He then uses Gibrellic acid. 30 centilitres of water with 2 grams of Gibrellic acid [Authors note: This is an incorrect amount please follow the directions at the end of this section next to the * mark. TSM did correct himself but not in this post. He did so later on.] (Continued) and 2 drops of Natruim Hydroxide to liquefy the Gibrellic. Then applies as normal and creates the male flowers. He has as pud said gotten down to the 4th Generation with NO loss of vigor, NO genetic deficiencies and NO hermaphrodites. He 326 claims that the plants are EXACT GENETIC CLONES of one another. Complete sisters. Basically it's clone from seed instead of from normal cloning methods. Posted by

TheSiliconMagician on February 13, 1999 at 05:17:41 PT:
Mr.XX also says that it is easy for the home grower to find an XX female. It’s a very time consuming process but a straightforward one. He says that home growers should confine themselves to ONE strain. Mr. XX used a Skunk#1 x Haze x Hawaiian Indica. He says to separate those plants from your main grow and stress the hell out of them. Do this over and over with every new crop of seeds you get of that strain until you find the XX female. While this is probably difficult it is by no means impossible. Another anecdote "The slimmer the fingers the harder it is to find the XX girls", so if you have that Columbian Sativa.. it is going to be nearly impossible for you to find that 1 female.. he says it's possible, but very unlikely.. TSM

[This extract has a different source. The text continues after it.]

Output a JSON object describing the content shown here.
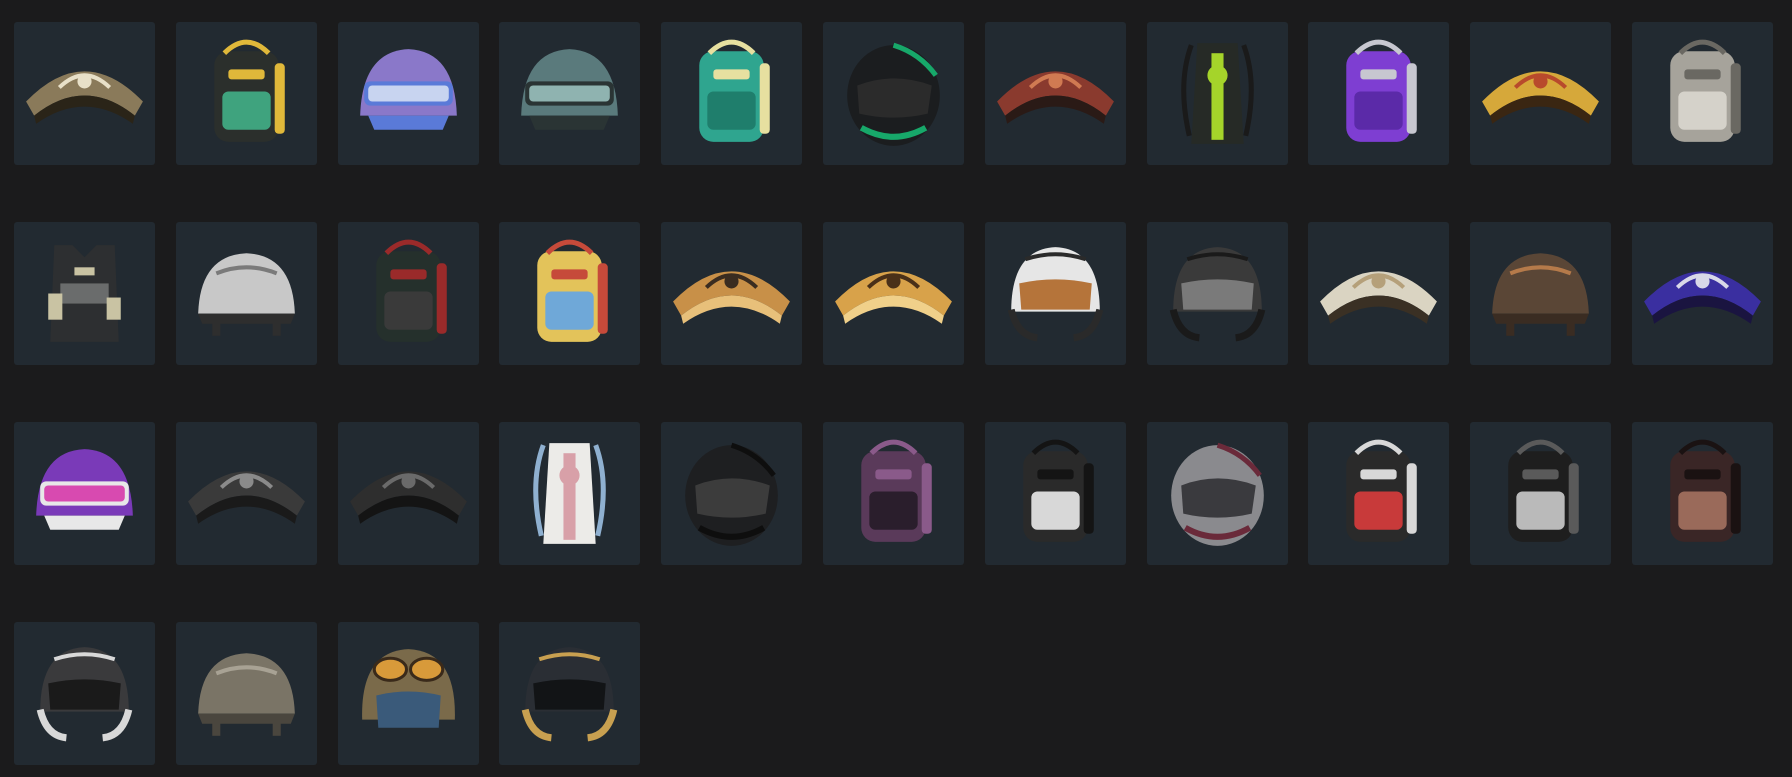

* CORRECTION: 0.02g of Gibrellic, NOT 2 grams And this concludes the chapter on Basic Breeding. Hopefully in later editions we will be to expand on what we have mentioned here and show you some examples of some breeding projects and how they work. In the meantime you should have enough information here to start work on your own cannabis strain. I wish to thank Vic High, Chimera and Strawdog for making a major contribution to this chapter.


awesome Job TK.
Thank you, thank thank you thank you!!!! That took some serious work and it's def. most appreciated.

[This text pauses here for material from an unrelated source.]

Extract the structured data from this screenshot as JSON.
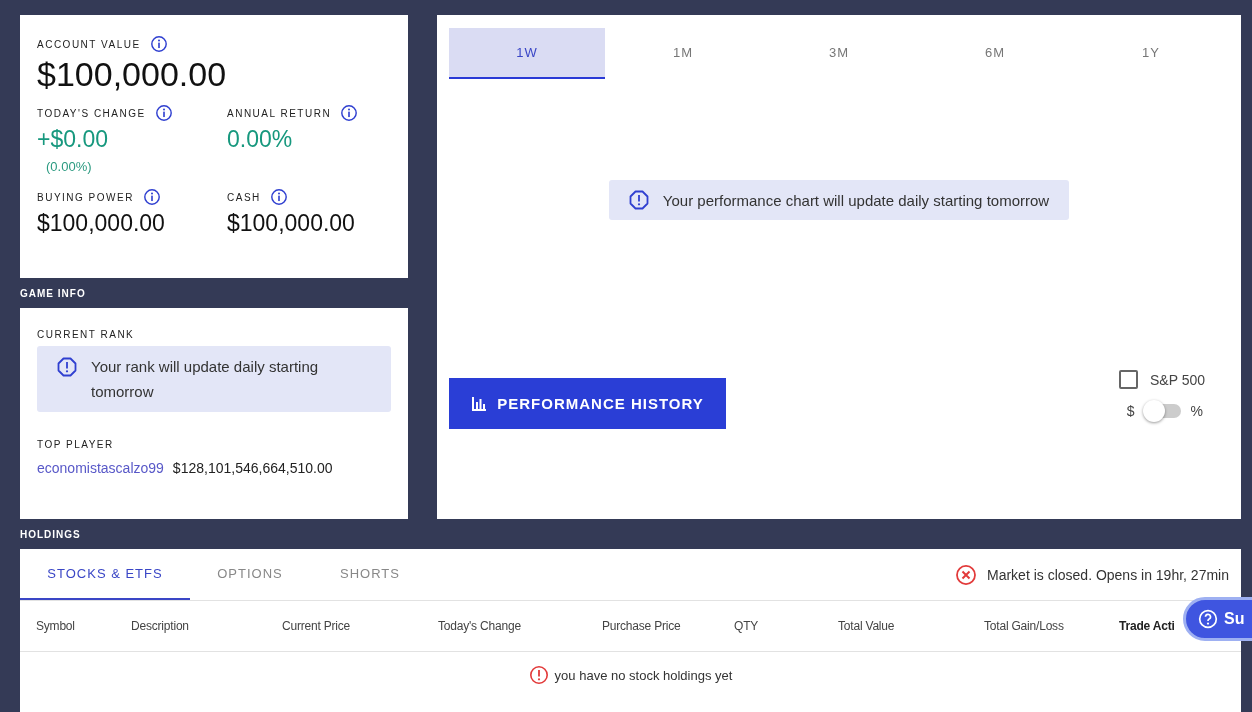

love to all


Copied and pasted this into a textpad....thanks for the info.


Yeah it's a good one.....thanks again TK. BTW, did you write this? There alot of names in it so it's a bit confusing on who to credit.